Your task -
The copy has to match the records word for word and include no pictures.

Records shown -
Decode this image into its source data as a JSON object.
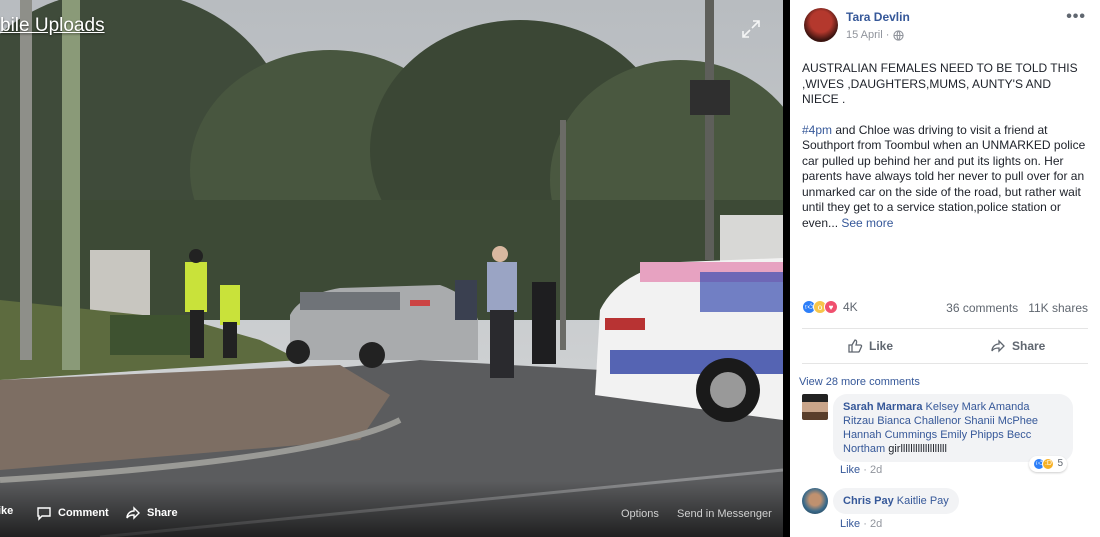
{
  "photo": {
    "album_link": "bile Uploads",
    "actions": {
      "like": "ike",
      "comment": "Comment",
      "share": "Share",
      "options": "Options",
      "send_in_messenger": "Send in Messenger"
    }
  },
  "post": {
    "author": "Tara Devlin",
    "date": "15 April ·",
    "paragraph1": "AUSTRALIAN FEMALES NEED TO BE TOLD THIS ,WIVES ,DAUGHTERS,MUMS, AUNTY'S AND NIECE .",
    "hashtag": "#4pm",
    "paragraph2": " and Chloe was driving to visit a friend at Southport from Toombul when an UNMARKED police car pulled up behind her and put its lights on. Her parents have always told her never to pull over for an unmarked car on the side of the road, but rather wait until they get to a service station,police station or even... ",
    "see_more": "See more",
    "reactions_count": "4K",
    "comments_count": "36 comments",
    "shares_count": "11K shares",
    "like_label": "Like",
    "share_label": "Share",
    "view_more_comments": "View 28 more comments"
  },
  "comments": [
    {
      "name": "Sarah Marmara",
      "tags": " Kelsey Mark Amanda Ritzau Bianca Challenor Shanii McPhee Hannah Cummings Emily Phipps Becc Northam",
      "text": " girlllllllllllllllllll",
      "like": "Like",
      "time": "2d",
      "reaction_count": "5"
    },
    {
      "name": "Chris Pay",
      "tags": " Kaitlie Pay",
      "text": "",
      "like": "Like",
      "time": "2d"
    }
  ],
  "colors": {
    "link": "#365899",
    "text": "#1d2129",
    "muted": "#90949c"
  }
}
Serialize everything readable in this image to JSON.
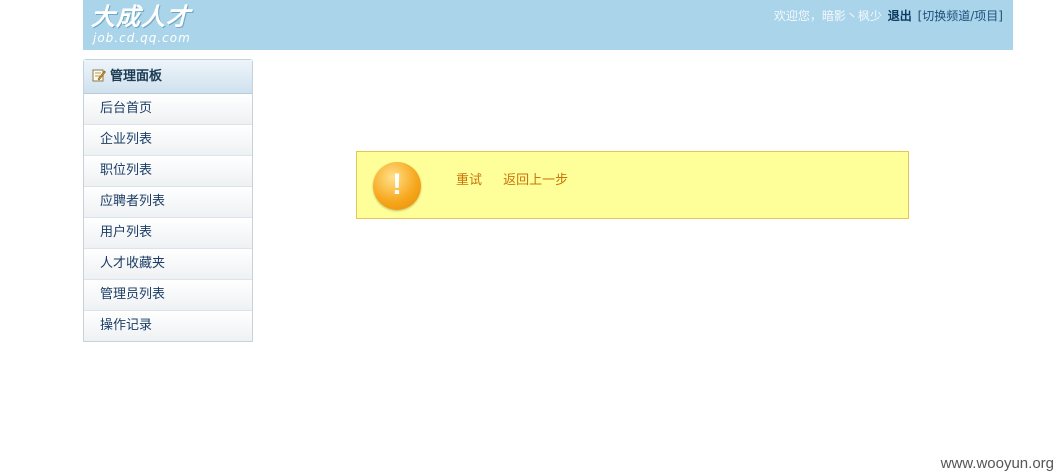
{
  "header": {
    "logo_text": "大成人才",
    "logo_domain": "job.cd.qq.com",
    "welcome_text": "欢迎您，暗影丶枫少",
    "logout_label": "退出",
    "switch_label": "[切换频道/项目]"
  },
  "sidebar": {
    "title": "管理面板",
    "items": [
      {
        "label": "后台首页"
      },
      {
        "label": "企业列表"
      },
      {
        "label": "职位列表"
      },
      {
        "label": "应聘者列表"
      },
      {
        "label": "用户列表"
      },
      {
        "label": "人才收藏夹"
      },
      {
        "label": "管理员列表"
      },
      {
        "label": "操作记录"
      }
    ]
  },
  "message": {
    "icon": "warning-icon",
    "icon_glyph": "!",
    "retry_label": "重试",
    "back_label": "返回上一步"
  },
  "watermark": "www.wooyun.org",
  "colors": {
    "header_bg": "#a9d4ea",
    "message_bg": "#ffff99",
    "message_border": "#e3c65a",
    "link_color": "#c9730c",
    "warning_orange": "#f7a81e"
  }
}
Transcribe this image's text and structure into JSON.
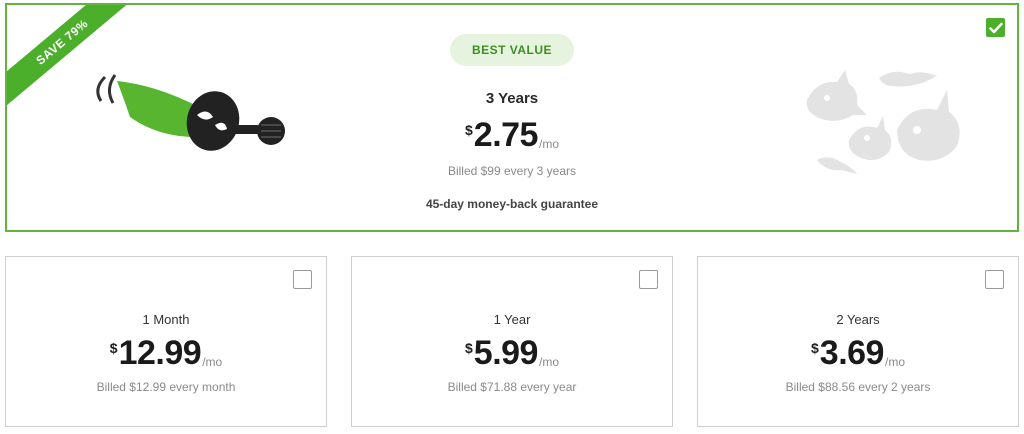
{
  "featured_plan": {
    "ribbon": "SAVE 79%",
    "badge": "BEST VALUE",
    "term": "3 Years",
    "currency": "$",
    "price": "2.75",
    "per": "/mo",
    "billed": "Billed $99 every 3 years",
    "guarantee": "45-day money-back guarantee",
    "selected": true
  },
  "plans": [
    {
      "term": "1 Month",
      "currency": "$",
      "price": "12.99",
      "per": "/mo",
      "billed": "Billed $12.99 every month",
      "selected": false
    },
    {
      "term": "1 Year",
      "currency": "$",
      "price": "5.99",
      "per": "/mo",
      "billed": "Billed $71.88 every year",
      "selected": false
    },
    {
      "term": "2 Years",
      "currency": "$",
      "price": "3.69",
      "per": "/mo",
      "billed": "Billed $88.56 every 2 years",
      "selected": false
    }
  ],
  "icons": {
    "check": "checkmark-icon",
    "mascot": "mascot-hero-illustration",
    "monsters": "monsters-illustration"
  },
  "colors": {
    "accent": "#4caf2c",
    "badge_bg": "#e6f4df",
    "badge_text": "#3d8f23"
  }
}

Task result -
Decode this image into its source data as a JSON object.
{
  "photo": {
    "album_link": "bile Uploads",
    "actions": {
      "like": "ike",
      "comment": "Comment",
      "share": "Share",
      "options": "Options",
      "send_in_messenger": "Send in Messenger"
    }
  },
  "post": {
    "author": "Tara Devlin",
    "date": "15 April ·",
    "paragraph1": "AUSTRALIAN FEMALES NEED TO BE TOLD THIS ,WIVES ,DAUGHTERS,MUMS, AUNTY'S AND NIECE .",
    "hashtag": "#4pm",
    "paragraph2": " and Chloe was driving to visit a friend at Southport from Toombul when an UNMARKED police car pulled up behind her and put its lights on. Her parents have always told her never to pull over for an unmarked car on the side of the road, but rather wait until they get to a service station,police station or even... ",
    "see_more": "See more",
    "reactions_count": "4K",
    "comments_count": "36 comments",
    "shares_count": "11K shares",
    "like_label": "Like",
    "share_label": "Share",
    "view_more_comments": "View 28 more comments"
  },
  "comments": [
    {
      "name": "Sarah Marmara",
      "tags": " Kelsey Mark Amanda Ritzau Bianca Challenor Shanii McPhee Hannah Cummings Emily Phipps Becc Northam",
      "text": " girlllllllllllllllllll",
      "like": "Like",
      "time": "2d",
      "reaction_count": "5"
    },
    {
      "name": "Chris Pay",
      "tags": " Kaitlie Pay",
      "text": "",
      "like": "Like",
      "time": "2d"
    }
  ],
  "colors": {
    "link": "#365899",
    "text": "#1d2129",
    "muted": "#90949c"
  }
}
Serialize everything readable in this image to JSON.
{
  "header": {
    "logo_text": "大成人才",
    "logo_domain": "job.cd.qq.com",
    "welcome_text": "欢迎您，暗影丶枫少",
    "logout_label": "退出",
    "switch_label": "[切换频道/项目]"
  },
  "sidebar": {
    "title": "管理面板",
    "items": [
      {
        "label": "后台首页"
      },
      {
        "label": "企业列表"
      },
      {
        "label": "职位列表"
      },
      {
        "label": "应聘者列表"
      },
      {
        "label": "用户列表"
      },
      {
        "label": "人才收藏夹"
      },
      {
        "label": "管理员列表"
      },
      {
        "label": "操作记录"
      }
    ]
  },
  "message": {
    "icon": "warning-icon",
    "icon_glyph": "!",
    "retry_label": "重试",
    "back_label": "返回上一步"
  },
  "watermark": "www.wooyun.org",
  "colors": {
    "header_bg": "#a9d4ea",
    "message_bg": "#ffff99",
    "message_border": "#e3c65a",
    "link_color": "#c9730c",
    "warning_orange": "#f7a81e"
  }
}
Transcribe this image's text and structure into JSON.
{
  "featured_plan": {
    "ribbon": "SAVE 79%",
    "badge": "BEST VALUE",
    "term": "3 Years",
    "currency": "$",
    "price": "2.75",
    "per": "/mo",
    "billed": "Billed $99 every 3 years",
    "guarantee": "45-day money-back guarantee",
    "selected": true
  },
  "plans": [
    {
      "term": "1 Month",
      "currency": "$",
      "price": "12.99",
      "per": "/mo",
      "billed": "Billed $12.99 every month",
      "selected": false
    },
    {
      "term": "1 Year",
      "currency": "$",
      "price": "5.99",
      "per": "/mo",
      "billed": "Billed $71.88 every year",
      "selected": false
    },
    {
      "term": "2 Years",
      "currency": "$",
      "price": "3.69",
      "per": "/mo",
      "billed": "Billed $88.56 every 2 years",
      "selected": false
    }
  ],
  "icons": {
    "check": "checkmark-icon",
    "mascot": "mascot-hero-illustration",
    "monsters": "monsters-illustration"
  },
  "colors": {
    "accent": "#4caf2c",
    "badge_bg": "#e6f4df",
    "badge_text": "#3d8f23"
  }
}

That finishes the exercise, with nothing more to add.